● Work order: Write down each of the records again, exactly and in full.

** Records shown follows **

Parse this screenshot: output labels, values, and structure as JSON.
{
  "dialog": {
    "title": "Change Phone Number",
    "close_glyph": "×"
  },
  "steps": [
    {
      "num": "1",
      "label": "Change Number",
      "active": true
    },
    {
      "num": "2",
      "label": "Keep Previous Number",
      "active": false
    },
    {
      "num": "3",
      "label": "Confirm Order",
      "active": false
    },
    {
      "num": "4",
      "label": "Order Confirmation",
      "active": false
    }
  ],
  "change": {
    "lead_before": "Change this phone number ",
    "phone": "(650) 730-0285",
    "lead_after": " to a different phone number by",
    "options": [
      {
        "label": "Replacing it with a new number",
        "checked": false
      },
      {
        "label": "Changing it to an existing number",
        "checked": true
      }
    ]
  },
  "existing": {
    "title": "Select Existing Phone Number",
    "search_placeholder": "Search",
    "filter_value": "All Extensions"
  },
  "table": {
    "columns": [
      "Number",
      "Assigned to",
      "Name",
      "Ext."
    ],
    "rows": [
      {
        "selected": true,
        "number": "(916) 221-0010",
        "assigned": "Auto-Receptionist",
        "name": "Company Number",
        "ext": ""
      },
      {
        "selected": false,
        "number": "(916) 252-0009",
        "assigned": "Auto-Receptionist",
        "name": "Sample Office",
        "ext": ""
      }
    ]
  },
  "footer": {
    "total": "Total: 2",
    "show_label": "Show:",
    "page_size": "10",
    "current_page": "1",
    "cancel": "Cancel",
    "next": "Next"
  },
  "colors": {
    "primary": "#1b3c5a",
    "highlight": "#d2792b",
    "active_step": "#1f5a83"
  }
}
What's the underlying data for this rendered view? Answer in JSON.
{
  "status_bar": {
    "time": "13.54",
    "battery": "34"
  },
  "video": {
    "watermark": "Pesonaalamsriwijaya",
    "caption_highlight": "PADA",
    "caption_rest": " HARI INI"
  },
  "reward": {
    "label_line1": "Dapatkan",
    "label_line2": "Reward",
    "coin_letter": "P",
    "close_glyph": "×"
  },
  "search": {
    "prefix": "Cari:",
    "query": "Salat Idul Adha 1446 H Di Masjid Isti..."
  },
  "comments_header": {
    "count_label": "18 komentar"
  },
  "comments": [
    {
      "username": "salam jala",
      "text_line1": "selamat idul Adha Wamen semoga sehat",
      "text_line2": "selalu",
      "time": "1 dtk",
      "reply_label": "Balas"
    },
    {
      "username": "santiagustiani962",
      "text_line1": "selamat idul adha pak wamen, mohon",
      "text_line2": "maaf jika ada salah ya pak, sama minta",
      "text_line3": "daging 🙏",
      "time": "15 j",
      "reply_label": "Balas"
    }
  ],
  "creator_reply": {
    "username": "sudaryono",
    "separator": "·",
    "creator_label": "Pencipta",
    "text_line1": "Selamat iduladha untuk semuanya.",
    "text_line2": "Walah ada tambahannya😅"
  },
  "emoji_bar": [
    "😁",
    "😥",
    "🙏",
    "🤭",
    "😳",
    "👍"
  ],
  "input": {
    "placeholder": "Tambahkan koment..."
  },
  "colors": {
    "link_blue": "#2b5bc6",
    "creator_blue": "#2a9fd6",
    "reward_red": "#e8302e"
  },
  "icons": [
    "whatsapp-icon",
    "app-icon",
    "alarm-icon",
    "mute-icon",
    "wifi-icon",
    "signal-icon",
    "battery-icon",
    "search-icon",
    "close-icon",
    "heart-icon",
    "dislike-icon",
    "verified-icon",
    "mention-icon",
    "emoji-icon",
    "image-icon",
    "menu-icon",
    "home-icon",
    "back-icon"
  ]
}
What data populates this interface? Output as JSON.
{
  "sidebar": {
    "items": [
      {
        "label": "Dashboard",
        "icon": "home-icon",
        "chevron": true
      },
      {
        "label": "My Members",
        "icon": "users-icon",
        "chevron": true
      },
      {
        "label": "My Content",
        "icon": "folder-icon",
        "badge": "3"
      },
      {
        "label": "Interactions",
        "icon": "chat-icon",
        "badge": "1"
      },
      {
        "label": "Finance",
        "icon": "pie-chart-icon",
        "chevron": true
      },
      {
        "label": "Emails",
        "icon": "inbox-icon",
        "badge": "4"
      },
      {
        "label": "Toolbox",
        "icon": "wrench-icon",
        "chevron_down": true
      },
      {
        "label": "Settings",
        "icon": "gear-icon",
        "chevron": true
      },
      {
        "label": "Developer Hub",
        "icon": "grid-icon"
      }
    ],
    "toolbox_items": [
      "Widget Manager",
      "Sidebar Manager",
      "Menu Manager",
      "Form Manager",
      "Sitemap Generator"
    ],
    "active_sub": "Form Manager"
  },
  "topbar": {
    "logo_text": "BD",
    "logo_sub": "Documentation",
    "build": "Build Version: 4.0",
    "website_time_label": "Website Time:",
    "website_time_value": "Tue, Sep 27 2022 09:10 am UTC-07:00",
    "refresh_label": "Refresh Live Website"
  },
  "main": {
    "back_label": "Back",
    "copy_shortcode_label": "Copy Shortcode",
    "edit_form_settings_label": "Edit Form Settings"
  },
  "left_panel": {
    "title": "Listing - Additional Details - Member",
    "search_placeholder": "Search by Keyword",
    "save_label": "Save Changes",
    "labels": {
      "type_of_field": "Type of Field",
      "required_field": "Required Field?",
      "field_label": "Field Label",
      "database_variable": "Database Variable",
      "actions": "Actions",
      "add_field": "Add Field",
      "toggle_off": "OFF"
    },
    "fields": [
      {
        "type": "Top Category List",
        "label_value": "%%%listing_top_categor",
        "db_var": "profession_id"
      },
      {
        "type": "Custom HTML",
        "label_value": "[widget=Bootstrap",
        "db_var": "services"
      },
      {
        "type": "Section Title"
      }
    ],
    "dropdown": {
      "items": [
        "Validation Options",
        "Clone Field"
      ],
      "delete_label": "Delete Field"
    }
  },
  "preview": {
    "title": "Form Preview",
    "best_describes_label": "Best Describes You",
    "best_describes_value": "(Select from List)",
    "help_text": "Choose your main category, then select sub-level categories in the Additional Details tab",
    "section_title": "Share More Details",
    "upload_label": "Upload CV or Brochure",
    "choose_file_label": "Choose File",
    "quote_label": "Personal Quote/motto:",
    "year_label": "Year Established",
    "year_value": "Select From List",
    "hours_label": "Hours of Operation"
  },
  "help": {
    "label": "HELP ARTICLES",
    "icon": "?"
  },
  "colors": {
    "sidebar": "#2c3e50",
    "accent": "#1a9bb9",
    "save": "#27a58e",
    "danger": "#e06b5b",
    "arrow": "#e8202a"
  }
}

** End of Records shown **

● Response box:
Parse this screenshot: output labels, values, and structure as JSON.
{
  "dialog": {
    "title": "Change Phone Number",
    "close_glyph": "×"
  },
  "steps": [
    {
      "num": "1",
      "label": "Change Number",
      "active": true
    },
    {
      "num": "2",
      "label": "Keep Previous Number",
      "active": false
    },
    {
      "num": "3",
      "label": "Confirm Order",
      "active": false
    },
    {
      "num": "4",
      "label": "Order Confirmation",
      "active": false
    }
  ],
  "change": {
    "lead_before": "Change this phone number ",
    "phone": "(650) 730-0285",
    "lead_after": " to a different phone number by",
    "options": [
      {
        "label": "Replacing it with a new number",
        "checked": false
      },
      {
        "label": "Changing it to an existing number",
        "checked": true
      }
    ]
  },
  "existing": {
    "title": "Select Existing Phone Number",
    "search_placeholder": "Search",
    "filter_value": "All Extensions"
  },
  "table": {
    "columns": [
      "Number",
      "Assigned to",
      "Name",
      "Ext."
    ],
    "rows": [
      {
        "selected": true,
        "number": "(916) 221-0010",
        "assigned": "Auto-Receptionist",
        "name": "Company Number",
        "ext": ""
      },
      {
        "selected": false,
        "number": "(916) 252-0009",
        "assigned": "Auto-Receptionist",
        "name": "Sample Office",
        "ext": ""
      }
    ]
  },
  "footer": {
    "total": "Total: 2",
    "show_label": "Show:",
    "page_size": "10",
    "current_page": "1",
    "cancel": "Cancel",
    "next": "Next"
  },
  "colors": {
    "primary": "#1b3c5a",
    "highlight": "#d2792b",
    "active_step": "#1f5a83"
  }
}
What's the underlying data for this rendered view? Answer in JSON.
{
  "status_bar": {
    "time": "13.54",
    "battery": "34"
  },
  "video": {
    "watermark": "Pesonaalamsriwijaya",
    "caption_highlight": "PADA",
    "caption_rest": " HARI INI"
  },
  "reward": {
    "label_line1": "Dapatkan",
    "label_line2": "Reward",
    "coin_letter": "P",
    "close_glyph": "×"
  },
  "search": {
    "prefix": "Cari:",
    "query": "Salat Idul Adha 1446 H Di Masjid Isti..."
  },
  "comments_header": {
    "count_label": "18 komentar"
  },
  "comments": [
    {
      "username": "salam jala",
      "text_line1": "selamat idul Adha Wamen semoga sehat",
      "text_line2": "selalu",
      "time": "1 dtk",
      "reply_label": "Balas"
    },
    {
      "username": "santiagustiani962",
      "text_line1": "selamat idul adha pak wamen, mohon",
      "text_line2": "maaf jika ada salah ya pak, sama minta",
      "text_line3": "daging 🙏",
      "time": "15 j",
      "reply_label": "Balas"
    }
  ],
  "creator_reply": {
    "username": "sudaryono",
    "separator": "·",
    "creator_label": "Pencipta",
    "text_line1": "Selamat iduladha untuk semuanya.",
    "text_line2": "Walah ada tambahannya😅"
  },
  "emoji_bar": [
    "😁",
    "😥",
    "🙏",
    "🤭",
    "😳",
    "👍"
  ],
  "input": {
    "placeholder": "Tambahkan koment..."
  },
  "colors": {
    "link_blue": "#2b5bc6",
    "creator_blue": "#2a9fd6",
    "reward_red": "#e8302e"
  },
  "icons": [
    "whatsapp-icon",
    "app-icon",
    "alarm-icon",
    "mute-icon",
    "wifi-icon",
    "signal-icon",
    "battery-icon",
    "search-icon",
    "close-icon",
    "heart-icon",
    "dislike-icon",
    "verified-icon",
    "mention-icon",
    "emoji-icon",
    "image-icon",
    "menu-icon",
    "home-icon",
    "back-icon"
  ]
}
What data populates this interface? Output as JSON.
{
  "sidebar": {
    "items": [
      {
        "label": "Dashboard",
        "icon": "home-icon",
        "chevron": true
      },
      {
        "label": "My Members",
        "icon": "users-icon",
        "chevron": true
      },
      {
        "label": "My Content",
        "icon": "folder-icon",
        "badge": "3"
      },
      {
        "label": "Interactions",
        "icon": "chat-icon",
        "badge": "1"
      },
      {
        "label": "Finance",
        "icon": "pie-chart-icon",
        "chevron": true
      },
      {
        "label": "Emails",
        "icon": "inbox-icon",
        "badge": "4"
      },
      {
        "label": "Toolbox",
        "icon": "wrench-icon",
        "chevron_down": true
      },
      {
        "label": "Settings",
        "icon": "gear-icon",
        "chevron": true
      },
      {
        "label": "Developer Hub",
        "icon": "grid-icon"
      }
    ],
    "toolbox_items": [
      "Widget Manager",
      "Sidebar Manager",
      "Menu Manager",
      "Form Manager",
      "Sitemap Generator"
    ],
    "active_sub": "Form Manager"
  },
  "topbar": {
    "logo_text": "BD",
    "logo_sub": "Documentation",
    "build": "Build Version: 4.0",
    "website_time_label": "Website Time:",
    "website_time_value": "Tue, Sep 27 2022 09:10 am UTC-07:00",
    "refresh_label": "Refresh Live Website"
  },
  "main": {
    "back_label": "Back",
    "copy_shortcode_label": "Copy Shortcode",
    "edit_form_settings_label": "Edit Form Settings"
  },
  "left_panel": {
    "title": "Listing - Additional Details - Member",
    "search_placeholder": "Search by Keyword",
    "save_label": "Save Changes",
    "labels": {
      "type_of_field": "Type of Field",
      "required_field": "Required Field?",
      "field_label": "Field Label",
      "database_variable": "Database Variable",
      "actions": "Actions",
      "add_field": "Add Field",
      "toggle_off": "OFF"
    },
    "fields": [
      {
        "type": "Top Category List",
        "label_value": "%%%listing_top_categor",
        "db_var": "profession_id"
      },
      {
        "type": "Custom HTML",
        "label_value": "[widget=Bootstrap",
        "db_var": "services"
      },
      {
        "type": "Section Title"
      }
    ],
    "dropdown": {
      "items": [
        "Validation Options",
        "Clone Field"
      ],
      "delete_label": "Delete Field"
    }
  },
  "preview": {
    "title": "Form Preview",
    "best_describes_label": "Best Describes You",
    "best_describes_value": "(Select from List)",
    "help_text": "Choose your main category, then select sub-level categories in the Additional Details tab",
    "section_title": "Share More Details",
    "upload_label": "Upload CV or Brochure",
    "choose_file_label": "Choose File",
    "quote_label": "Personal Quote/motto:",
    "year_label": "Year Established",
    "year_value": "Select From List",
    "hours_label": "Hours of Operation"
  },
  "help": {
    "label": "HELP ARTICLES",
    "icon": "?"
  },
  "colors": {
    "sidebar": "#2c3e50",
    "accent": "#1a9bb9",
    "save": "#27a58e",
    "danger": "#e06b5b",
    "arrow": "#e8202a"
  }
}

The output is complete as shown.